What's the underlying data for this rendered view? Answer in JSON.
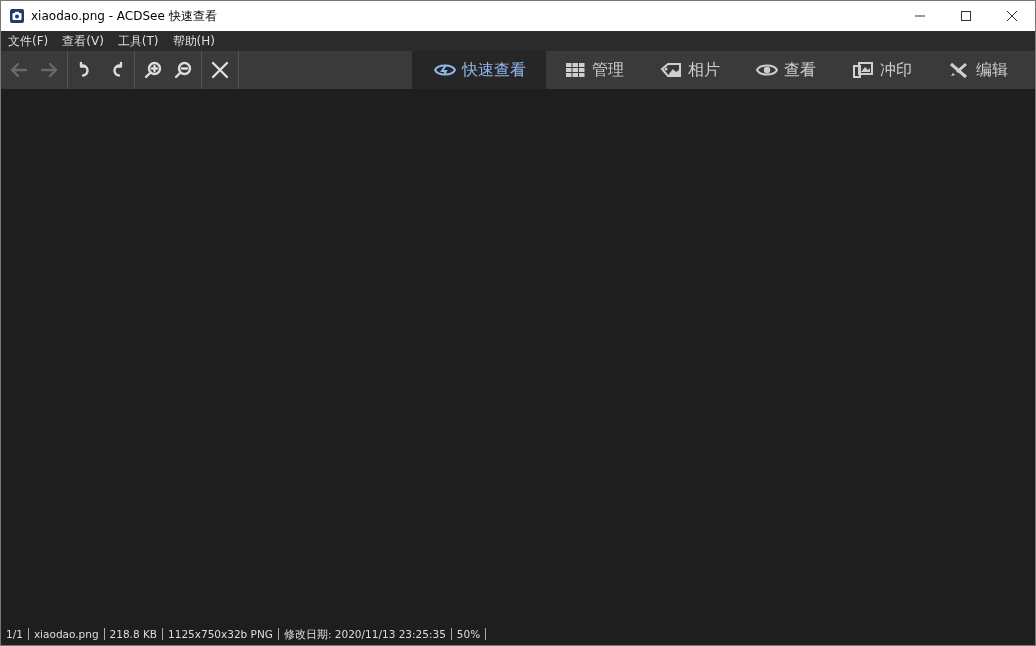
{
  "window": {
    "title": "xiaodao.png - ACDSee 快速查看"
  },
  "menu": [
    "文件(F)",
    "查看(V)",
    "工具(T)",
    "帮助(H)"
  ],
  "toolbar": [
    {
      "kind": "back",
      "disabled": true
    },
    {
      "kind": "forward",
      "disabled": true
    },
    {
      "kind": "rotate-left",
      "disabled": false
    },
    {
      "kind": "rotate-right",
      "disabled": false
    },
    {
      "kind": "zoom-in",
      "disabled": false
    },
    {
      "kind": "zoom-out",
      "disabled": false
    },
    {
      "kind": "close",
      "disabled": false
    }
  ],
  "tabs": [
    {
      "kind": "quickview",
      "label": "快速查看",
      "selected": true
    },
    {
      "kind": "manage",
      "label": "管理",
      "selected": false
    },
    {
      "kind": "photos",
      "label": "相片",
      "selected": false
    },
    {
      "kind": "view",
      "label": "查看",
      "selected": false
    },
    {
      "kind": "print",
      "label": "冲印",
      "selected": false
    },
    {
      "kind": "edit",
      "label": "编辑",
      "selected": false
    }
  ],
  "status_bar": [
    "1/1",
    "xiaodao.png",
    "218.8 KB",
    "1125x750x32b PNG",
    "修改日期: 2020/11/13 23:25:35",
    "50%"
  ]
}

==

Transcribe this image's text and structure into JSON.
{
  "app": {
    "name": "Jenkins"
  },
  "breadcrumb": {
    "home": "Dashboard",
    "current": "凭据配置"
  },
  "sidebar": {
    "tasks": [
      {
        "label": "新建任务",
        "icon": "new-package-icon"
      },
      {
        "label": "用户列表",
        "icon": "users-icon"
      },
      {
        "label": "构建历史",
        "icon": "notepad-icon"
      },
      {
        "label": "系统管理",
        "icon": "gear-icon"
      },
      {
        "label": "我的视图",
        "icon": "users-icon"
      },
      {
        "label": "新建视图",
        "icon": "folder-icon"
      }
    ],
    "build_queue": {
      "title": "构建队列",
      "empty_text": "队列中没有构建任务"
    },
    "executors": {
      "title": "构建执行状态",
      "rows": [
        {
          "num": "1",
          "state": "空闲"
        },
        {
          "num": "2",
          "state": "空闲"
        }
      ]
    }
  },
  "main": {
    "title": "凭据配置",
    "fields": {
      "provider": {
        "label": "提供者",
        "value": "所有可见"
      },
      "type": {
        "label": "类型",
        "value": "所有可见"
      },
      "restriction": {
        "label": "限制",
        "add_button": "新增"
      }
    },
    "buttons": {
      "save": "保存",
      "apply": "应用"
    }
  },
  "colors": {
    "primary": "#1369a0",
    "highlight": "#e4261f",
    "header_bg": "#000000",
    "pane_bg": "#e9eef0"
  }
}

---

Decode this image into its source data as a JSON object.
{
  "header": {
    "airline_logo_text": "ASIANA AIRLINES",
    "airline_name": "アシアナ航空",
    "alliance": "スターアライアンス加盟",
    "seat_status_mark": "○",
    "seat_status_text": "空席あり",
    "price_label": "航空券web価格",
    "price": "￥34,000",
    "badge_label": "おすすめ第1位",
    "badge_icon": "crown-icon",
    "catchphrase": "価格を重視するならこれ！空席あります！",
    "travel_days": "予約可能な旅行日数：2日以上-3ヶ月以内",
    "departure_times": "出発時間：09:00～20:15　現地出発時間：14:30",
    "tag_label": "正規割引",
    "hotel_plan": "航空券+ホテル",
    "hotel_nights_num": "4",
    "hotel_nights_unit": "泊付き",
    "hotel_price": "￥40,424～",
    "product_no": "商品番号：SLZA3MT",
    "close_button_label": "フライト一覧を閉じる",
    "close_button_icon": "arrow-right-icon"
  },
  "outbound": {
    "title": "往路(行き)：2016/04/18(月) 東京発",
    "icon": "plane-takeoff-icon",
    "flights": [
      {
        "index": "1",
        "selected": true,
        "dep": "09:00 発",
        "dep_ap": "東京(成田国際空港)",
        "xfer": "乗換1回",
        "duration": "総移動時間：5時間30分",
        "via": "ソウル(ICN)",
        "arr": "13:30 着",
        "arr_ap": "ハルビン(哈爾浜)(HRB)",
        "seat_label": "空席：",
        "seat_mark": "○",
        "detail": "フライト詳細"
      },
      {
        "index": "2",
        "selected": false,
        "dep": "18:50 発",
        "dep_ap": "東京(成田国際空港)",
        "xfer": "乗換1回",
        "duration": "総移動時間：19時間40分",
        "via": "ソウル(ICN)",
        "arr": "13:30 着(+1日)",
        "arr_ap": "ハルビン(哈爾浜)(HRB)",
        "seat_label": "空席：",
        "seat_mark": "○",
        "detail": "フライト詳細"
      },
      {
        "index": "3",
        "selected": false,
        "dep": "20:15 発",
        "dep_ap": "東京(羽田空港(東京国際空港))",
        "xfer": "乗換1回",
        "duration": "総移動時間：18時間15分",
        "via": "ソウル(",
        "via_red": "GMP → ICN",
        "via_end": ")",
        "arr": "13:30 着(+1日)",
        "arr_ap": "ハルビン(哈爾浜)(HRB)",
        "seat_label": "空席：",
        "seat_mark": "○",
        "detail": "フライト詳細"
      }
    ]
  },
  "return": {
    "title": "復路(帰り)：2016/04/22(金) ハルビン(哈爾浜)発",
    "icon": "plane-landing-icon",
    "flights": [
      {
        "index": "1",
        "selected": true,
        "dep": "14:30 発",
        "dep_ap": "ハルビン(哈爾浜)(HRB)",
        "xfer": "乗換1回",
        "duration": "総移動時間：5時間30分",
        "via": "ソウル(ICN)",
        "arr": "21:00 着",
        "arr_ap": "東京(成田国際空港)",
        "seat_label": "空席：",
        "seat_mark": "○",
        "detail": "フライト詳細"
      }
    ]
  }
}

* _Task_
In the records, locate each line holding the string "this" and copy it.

* _Exercise output_
What's the underlying data for this rendered view? Answer in JSON.
Transcribe this image's text and structure into JSON.
Decode this image into its source data as a JSON object.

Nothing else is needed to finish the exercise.